Thompson Landry Gallery is thrilled to present JUST FOR FUN!, an urban pop art exhibition that features the playful work of Bao, Boudro and Rock Therrien, running from May 17th–June 3rd, 2018 in the Stone Distillery Gallery. This exhibition will highlight the work of three leading urban pop artists to explore the development and innovation of pop, urban and street art coming out of Québec. All three artists have been deeply influenced by the characters, narratives and imagery of popular culture including: silent film stars, classic musicians, movie, cartoon and comic book icons and present day advertising. Each artist creates a unique interpretation of these nostalgic and
contemporary icons through three vastly different bodies of work. JUST FOR FUN! invites you to consider the impact
that the comical, villainous and heroic characters have had, and continue to have, on contemporary culture.
Bao joined the gallery’s roster several months ago but is already pushing the limits of his own creative boundaries by incorporating sculpture, metal cuts and found objects into his practice. This emerging urban pop artist combines popular culture images and characters to create new narratives, revealing the intersections of films, comic books, television programs and popular music. Bao incorporates a cross section of different genres in his work, highlighting the parallels, differences and patterns of pop culture across every generation. Bao began his artistic career in 1995, when he moved to Montreal and discovered the city
s unrestrained street art scene. Adorning the urban landscape with his own unique brand of graffiti, Bao wanted to create an engaging universe of motion and contrast—one that is
constantly in flux. From his street art background, Bao decided to translate his expression onto canvas. The artists creative process begins with collage, which incorporates the use of street posters, vintage comic books, music sheets and magazine clippings that are wheat pasted onto either canvas or board. His figurative subjects are then painted on top of the collage with a mixture of acrylic paint, paint markers and spray paint. The application of acrylic paint is consciously superimposed with several layers of colour to create a sense of profound depth and perspectival separation.
Boudro makes his debut on the Thompson Landry Gallery roster with this exhibition. The artist creates work that is energetic and vibrant, reflecting the restless lifestyle and feverish atmosphere that is a staple of the Big Apple. Born in

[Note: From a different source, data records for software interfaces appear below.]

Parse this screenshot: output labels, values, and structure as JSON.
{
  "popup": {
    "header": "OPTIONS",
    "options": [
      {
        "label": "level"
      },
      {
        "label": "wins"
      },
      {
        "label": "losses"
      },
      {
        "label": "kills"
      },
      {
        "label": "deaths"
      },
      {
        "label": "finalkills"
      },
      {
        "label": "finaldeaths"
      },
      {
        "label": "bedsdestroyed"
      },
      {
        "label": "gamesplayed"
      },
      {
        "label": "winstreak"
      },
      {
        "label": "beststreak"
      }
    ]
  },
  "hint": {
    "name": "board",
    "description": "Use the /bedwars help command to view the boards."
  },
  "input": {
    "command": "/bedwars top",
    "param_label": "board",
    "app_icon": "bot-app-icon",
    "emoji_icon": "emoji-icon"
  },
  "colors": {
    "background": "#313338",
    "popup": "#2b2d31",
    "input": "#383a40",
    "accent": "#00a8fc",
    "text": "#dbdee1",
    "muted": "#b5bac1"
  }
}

Sept-Iles, Québec, and now living and working in Montréal, Boudro still considers himself a true New Yorker at heart. The city’s enigmatic charm overtook the artist at a young age and has continued to act as an endless source of inspiration. In his pursuit to accurately capture the constant unrest of a busy city life, Boudro describes his trajectory as “an urban ballet under the crushing weight of advertising.” Throughout Boudro’s career, which spans over 30 years, his artistic roots have been firmly planted in pop art. Taking inspiration from the great fellowship of pop art’s history (i.e. Andy Warhol, Keith Haring, Roy Lichtenstein and James Rosenquist), Boudro’s exacting style deliberately marries a pop aesthetic with illustrative and graphic foundations. This confluence is achieved through the artist’s use of unexpected juxtapositions, fantastical, dreamlike compositions and a sardonic sense of humor. He looks to romanticize the mundane, reinvent the familiar, and to electrify and charge those who stop and stare.
Drawing inspiration from childhood memories and theimaginary landscape of popular cartoons, Rock Therrien’s art
practice is deeply rooted in the notion of interaction. While the artist has been painting for over two decades, he is constantly reinventing his work; this can be seen through the incorporation of three dimensional objects, functional neon writing, and threedimensional illusions (referencing 1950s stereoscopic films that repeat images several times in different colours to give the illusion of objects being three dimensional). Rock Therrien`s method of production makes a deliberate nod to urban, street and pop art. Layering image upon image to replicate pasted street art, some images—visible underneath other images—act as a pop art palimpsest, layering paint and texture to give the works a tactile quality that engages all of the senses. Therrien likes to leave traces of his layering technique, enabling the viewer to catch a glimpse of his tedious work.